Mom answered and said “Jody’s gone,” I was speechless. But when I finally processed what had just been said I responded “WHAT?!?” Then mom said “I can’t talk right now, I’ll tell you when I get home.”
When mom returned, she explained to me that God had called Jody home to be with Him.
All I could do was sit in my room and cry for the rest of the night.
Later that week, I was called to the counselor’s office at school, I didn’t understand this either, I didn’t need counseling.
But I didn’t ask questions, I just went to the counselor’s office. I was unaware of what was happening, all I knew was that I had just lost my best friend.
When I entered the office and sat down, her brother, Jeremy was sitting there also. He hadn’t been at school all week, and understandably so.
But I was still confused. Before I knew it, there were six of us sitting in the office with Jeremy and after a while, after shedding several tears, he asked us one by one to serve as pallbearers at her funeral.
He asked me first, because I was the first one on the list. I broke down, unsure of how to feel. After a while all of us went to the baseball locker room. I talked to Jeremy and the head baseball coach about it.
I wasn’t sure I could carry my best friend’s body to its final resting place, but then I realized, I’m not going to be alone.
I didn’t need to do this for myself, I needed to do this for Jody, because she wouldn’t have wanted it any other way.
So I accepted the offer, hugged him and fell apart.
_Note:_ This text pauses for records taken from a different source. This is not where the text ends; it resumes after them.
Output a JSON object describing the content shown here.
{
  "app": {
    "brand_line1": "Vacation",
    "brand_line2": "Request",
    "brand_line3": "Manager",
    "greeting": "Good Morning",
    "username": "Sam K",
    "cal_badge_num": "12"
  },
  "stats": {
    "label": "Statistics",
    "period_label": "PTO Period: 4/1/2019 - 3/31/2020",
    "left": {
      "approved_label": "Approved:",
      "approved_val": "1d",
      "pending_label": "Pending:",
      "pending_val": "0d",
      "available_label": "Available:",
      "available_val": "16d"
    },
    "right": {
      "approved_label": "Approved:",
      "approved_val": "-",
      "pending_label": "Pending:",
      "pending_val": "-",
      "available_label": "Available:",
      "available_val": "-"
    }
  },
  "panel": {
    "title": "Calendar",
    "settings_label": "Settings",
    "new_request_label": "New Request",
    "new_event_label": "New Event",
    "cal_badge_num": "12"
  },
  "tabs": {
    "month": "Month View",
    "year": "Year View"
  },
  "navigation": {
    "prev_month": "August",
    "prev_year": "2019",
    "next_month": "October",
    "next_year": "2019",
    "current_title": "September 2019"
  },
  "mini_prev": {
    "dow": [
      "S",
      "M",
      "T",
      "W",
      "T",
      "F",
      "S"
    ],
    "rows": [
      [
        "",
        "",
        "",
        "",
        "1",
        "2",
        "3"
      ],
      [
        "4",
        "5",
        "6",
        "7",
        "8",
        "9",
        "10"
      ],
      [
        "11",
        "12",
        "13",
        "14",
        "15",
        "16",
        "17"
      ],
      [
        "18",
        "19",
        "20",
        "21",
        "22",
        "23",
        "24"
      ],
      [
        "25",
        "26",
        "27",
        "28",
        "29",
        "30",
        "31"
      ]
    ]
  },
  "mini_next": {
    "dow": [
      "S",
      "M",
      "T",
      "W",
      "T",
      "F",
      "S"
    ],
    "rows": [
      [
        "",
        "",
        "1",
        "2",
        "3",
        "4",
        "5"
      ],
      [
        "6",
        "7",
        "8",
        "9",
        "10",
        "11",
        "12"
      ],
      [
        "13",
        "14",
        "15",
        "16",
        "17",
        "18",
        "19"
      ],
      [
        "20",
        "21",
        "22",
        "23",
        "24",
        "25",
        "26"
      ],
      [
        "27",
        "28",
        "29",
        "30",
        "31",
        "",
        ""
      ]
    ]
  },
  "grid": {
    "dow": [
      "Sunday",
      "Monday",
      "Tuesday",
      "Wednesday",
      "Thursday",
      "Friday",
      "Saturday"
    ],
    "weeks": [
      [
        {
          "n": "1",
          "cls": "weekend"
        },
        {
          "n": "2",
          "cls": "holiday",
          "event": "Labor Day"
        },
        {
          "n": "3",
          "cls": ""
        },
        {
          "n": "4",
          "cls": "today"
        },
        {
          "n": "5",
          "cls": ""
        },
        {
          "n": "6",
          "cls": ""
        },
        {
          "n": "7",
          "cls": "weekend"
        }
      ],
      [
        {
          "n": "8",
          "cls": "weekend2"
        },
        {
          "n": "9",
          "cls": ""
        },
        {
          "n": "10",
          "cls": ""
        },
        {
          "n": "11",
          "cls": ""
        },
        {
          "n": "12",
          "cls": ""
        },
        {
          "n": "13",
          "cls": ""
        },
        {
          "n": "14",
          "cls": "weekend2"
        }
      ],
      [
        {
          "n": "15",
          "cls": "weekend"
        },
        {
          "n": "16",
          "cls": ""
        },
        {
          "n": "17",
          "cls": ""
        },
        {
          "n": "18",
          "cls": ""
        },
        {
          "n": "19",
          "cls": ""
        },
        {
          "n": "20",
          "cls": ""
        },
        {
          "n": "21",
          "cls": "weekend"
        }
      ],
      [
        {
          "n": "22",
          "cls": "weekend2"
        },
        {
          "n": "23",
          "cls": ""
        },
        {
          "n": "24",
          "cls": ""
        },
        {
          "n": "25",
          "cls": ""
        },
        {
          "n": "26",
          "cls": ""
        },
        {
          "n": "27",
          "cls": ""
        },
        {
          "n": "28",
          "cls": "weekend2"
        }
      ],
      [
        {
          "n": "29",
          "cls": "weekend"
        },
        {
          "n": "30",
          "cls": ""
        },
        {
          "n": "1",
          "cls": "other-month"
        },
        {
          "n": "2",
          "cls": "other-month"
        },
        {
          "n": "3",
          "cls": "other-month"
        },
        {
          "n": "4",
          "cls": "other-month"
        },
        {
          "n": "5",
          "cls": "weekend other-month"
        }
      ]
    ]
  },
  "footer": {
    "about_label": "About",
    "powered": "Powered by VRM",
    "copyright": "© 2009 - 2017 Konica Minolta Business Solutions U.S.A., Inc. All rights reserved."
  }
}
Jeremy then said “Hold your head up brother, she’s not hurting anymore, she’s happy again.”
That night, we went to her visitation, now, keep in mind that I’m not big on visitations or funerals because that’s not the way I want to remember them.
Jody’s mom and dad met me inside the church and escorted me to the chapel, where her body was, because I knew I wouldn’t be able to do it alone.
When I reached the chapel, I looked up and saw her colorless body lying there, arms crossed and eyes shut.
I began to cry again, I didn’t understand why this had to happen to her so soon.
The next day was the funeral, we arrived at the church at about 8:30 that morning because my brother and I served as two of the six pallbearers.
We entered the chapel and were met with what seemed like a thousand hugs.
It was 8:30am and the funeral didn’t start until about 11am. But this gave me time to realize that it wasn’t a dream.
Around 10:30, close to 1,000 people came into the chapel, heads hung, tears falling and hugging each other.
Then before I knew it, the funeral director motioned for us to stand, approach the casket and carry the body to the hearse.
When I reached the hearse with the body, and loaded her onto the loading rack in the back, I fell apart again.
I was met with several hugs, the one I remember the most came from somebody that had known both of us ever since middle school when I served as mascot and Jody, a cheerleader.
I tightly gripped her and pulled her in, she laid her head on my chest, looked up at me and said “You are one of the strongest people I know.”
When we reached the cemetery, all six of us, grabbed the casket and placed it on a table and then stood around the casket and table for prayer.
When the prayer concluded, I fell apart and I was once again met by the person that met me in the church parking lot after I loaded the casket into the hearse.
She dried my tears and said “Look at me, she’s happy now,” and hugged me tight and then wiped her tears on my blue blazer.
Dear Jody, thank you for always keeping me in line, laughing with and at me, loving me unconditionally, being my confidant, my shoulder to cry on, my partner-in-crime.
Thank you for forcing me to do my school work, the disagreements, the memories, but most of all, thank you for being the sister that I never had and having my back no matter what.
I promise I will continue to stand up for you as long as I live.
You’re safe with me.
See you on the other side beautiful, I love you.
Your best friend,